If a line includes "following", copy it out of the entries.

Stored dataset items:
#####
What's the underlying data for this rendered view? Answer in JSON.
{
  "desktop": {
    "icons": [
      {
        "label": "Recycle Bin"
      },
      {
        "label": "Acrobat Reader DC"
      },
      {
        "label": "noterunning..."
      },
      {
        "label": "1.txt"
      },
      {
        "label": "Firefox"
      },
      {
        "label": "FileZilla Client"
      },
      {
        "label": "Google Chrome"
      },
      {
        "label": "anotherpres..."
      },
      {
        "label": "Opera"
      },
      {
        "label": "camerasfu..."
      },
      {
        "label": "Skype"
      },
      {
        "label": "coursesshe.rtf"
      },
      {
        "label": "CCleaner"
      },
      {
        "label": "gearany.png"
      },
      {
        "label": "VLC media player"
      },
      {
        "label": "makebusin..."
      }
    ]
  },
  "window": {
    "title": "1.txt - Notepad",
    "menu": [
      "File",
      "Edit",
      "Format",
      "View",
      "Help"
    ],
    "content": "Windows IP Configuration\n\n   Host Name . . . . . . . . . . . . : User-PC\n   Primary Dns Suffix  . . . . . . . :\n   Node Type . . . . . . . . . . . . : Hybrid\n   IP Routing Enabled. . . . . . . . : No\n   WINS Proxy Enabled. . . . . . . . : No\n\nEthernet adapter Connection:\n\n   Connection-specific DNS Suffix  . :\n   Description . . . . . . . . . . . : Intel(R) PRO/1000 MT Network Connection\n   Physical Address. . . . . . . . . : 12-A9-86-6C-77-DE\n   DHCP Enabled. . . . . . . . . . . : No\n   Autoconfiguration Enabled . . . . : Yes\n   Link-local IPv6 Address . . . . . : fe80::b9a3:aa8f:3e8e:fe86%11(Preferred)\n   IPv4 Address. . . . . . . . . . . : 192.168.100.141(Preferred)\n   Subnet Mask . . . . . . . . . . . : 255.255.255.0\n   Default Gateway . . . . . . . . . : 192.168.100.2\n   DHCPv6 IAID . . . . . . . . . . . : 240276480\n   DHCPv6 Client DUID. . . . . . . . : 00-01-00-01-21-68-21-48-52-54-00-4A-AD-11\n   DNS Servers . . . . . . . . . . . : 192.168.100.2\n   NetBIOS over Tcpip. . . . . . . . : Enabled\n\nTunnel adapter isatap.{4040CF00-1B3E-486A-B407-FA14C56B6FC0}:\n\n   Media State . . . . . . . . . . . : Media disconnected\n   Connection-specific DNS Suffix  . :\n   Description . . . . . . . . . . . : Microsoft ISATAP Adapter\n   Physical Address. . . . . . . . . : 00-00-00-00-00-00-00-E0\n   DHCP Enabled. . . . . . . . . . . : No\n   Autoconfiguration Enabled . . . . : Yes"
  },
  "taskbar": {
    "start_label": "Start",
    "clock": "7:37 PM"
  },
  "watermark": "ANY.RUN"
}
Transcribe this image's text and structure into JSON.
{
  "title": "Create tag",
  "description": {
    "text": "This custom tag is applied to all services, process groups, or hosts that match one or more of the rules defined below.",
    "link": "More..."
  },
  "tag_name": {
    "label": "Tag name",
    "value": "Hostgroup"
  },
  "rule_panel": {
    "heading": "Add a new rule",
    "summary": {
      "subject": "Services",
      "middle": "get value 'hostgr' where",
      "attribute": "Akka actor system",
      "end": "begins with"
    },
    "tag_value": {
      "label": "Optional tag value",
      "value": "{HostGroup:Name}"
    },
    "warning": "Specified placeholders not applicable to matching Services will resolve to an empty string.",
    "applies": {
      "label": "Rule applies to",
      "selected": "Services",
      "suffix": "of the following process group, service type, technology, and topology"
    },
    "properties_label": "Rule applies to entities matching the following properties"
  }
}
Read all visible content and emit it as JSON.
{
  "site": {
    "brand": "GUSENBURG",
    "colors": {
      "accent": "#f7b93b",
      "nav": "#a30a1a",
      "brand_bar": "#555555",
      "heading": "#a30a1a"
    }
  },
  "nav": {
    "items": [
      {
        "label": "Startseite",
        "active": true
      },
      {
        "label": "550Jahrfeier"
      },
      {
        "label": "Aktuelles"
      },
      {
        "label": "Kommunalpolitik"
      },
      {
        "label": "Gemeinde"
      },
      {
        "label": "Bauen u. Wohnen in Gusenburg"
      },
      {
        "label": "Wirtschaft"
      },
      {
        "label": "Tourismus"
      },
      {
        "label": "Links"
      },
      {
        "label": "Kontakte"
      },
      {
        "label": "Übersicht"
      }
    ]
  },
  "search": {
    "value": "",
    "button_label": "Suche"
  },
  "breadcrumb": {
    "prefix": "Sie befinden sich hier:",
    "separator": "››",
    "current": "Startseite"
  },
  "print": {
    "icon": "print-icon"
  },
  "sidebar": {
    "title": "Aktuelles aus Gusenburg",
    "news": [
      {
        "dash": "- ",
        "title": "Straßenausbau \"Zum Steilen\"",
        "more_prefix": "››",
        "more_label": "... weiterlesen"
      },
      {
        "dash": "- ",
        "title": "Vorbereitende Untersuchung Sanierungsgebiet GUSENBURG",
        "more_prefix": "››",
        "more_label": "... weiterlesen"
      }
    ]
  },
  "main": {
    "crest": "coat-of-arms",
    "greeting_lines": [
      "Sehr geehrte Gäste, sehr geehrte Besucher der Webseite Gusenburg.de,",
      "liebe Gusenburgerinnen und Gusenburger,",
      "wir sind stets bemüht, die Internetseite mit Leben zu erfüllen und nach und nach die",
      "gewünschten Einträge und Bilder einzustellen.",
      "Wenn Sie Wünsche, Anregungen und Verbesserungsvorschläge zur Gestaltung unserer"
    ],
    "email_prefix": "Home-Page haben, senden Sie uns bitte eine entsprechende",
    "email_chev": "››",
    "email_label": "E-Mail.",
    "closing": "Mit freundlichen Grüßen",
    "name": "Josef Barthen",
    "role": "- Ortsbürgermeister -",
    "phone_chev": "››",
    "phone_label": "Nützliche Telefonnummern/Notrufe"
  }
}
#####
#### RESPONSE
      "suffix": "of the following process group, service type, technology, and topology"
    "properties_label": "Rule applies to entities matching the following properties"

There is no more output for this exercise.